• **Work item**
What you print must match the data line for line.
___ Study material
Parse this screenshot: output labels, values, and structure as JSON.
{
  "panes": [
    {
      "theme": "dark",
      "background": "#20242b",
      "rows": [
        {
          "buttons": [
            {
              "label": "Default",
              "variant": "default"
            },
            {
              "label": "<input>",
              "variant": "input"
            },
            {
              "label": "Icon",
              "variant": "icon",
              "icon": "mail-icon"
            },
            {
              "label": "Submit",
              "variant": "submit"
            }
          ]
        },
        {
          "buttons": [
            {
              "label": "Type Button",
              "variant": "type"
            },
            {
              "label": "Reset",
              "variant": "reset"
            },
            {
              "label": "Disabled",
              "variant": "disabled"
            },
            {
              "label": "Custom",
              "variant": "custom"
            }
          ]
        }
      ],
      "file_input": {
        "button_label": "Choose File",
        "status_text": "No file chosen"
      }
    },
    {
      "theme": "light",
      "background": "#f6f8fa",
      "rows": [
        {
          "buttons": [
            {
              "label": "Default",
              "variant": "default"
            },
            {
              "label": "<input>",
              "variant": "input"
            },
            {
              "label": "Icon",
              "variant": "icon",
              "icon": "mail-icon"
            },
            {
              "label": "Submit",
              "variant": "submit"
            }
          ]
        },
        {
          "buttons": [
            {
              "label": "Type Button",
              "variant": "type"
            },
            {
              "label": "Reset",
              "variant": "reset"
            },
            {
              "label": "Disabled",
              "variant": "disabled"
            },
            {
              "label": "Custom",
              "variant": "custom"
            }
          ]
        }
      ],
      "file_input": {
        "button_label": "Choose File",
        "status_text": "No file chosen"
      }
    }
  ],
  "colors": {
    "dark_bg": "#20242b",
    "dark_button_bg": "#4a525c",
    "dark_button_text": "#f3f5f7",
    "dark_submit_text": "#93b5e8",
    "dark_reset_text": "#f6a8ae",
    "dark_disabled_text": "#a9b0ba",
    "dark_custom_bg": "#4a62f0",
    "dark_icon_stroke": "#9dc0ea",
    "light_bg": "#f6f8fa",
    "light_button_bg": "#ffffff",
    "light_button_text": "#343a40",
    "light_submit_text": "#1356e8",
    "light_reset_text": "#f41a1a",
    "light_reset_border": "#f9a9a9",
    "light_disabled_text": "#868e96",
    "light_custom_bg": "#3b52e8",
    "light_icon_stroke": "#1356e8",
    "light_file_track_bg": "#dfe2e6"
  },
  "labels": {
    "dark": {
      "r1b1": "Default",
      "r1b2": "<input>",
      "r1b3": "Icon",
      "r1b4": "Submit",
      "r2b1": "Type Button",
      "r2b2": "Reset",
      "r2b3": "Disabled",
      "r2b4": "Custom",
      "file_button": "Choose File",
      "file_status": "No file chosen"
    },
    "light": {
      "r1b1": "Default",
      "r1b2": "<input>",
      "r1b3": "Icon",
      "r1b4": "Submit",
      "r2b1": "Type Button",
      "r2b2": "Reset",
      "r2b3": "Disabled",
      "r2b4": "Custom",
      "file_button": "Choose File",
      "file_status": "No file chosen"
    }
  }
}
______
• **Exercise solution**
Parse this screenshot: output labels, values, and structure as JSON.
{
  "panes": [
    {
      "theme": "dark",
      "background": "#20242b",
      "rows": [
        {
          "buttons": [
            {
              "label": "Default",
              "variant": "default"
            },
            {
              "label": "<input>",
              "variant": "input"
            },
            {
              "label": "Icon",
              "variant": "icon",
              "icon": "mail-icon"
            },
            {
              "label": "Submit",
              "variant": "submit"
            }
          ]
        },
        {
          "buttons": [
            {
              "label": "Type Button",
              "variant": "type"
            },
            {
              "label": "Reset",
              "variant": "reset"
            },
            {
              "label": "Disabled",
              "variant": "disabled"
            },
            {
              "label": "Custom",
              "variant": "custom"
            }
          ]
        }
      ],
      "file_input": {
        "button_label": "Choose File",
        "status_text": "No file chosen"
      }
    },
    {
      "theme": "light",
      "background": "#f6f8fa",
      "rows": [
        {
          "buttons": [
            {
              "label": "Default",
              "variant": "default"
            },
            {
              "label": "<input>",
              "variant": "input"
            },
            {
              "label": "Icon",
              "variant": "icon",
              "icon": "mail-icon"
            },
            {
              "label": "Submit",
              "variant": "submit"
            }
          ]
        },
        {
          "buttons": [
            {
              "label": "Type Button",
              "variant": "type"
            },
            {
              "label": "Reset",
              "variant": "reset"
            },
            {
              "label": "Disabled",
              "variant": "disabled"
            },
            {
              "label": "Custom",
              "variant": "custom"
            }
          ]
        }
      ],
      "file_input": {
        "button_label": "Choose File",
        "status_text": "No file chosen"
      }
    }
  ],
  "colors": {
    "dark_bg": "#20242b",
    "dark_button_bg": "#4a525c",
    "dark_button_text": "#f3f5f7",
    "dark_submit_text": "#93b5e8",
    "dark_reset_text": "#f6a8ae",
    "dark_disabled_text": "#a9b0ba",
    "dark_custom_bg": "#4a62f0",
    "dark_icon_stroke": "#9dc0ea",
    "light_bg": "#f6f8fa",
    "light_button_bg": "#ffffff",
    "light_button_text": "#343a40",
    "light_submit_text": "#1356e8",
    "light_reset_text": "#f41a1a",
    "light_reset_border": "#f9a9a9",
    "light_disabled_text": "#868e96",
    "light_custom_bg": "#3b52e8",
    "light_icon_stroke": "#1356e8",
    "light_file_track_bg": "#dfe2e6"
  },
  "labels": {
    "dark": {
      "r1b1": "Default",
      "r1b2": "<input>",
      "r1b3": "Icon",
      "r1b4": "Submit",
      "r2b1": "Type Button",
      "r2b2": "Reset",
      "r2b3": "Disabled",
      "r2b4": "Custom",
      "file_button": "Choose File",
      "file_status": "No file chosen"
    },
    "light": {
      "r1b1": "Default",
      "r1b2": "<input>",
      "r1b3": "Icon",
      "r1b4": "Submit",
      "r2b1": "Type Button",
      "r2b2": "Reset",
      "r2b3": "Disabled",
      "r2b4": "Custom",
      "file_button": "Choose File",
      "file_status": "No file chosen"
    }
  }
}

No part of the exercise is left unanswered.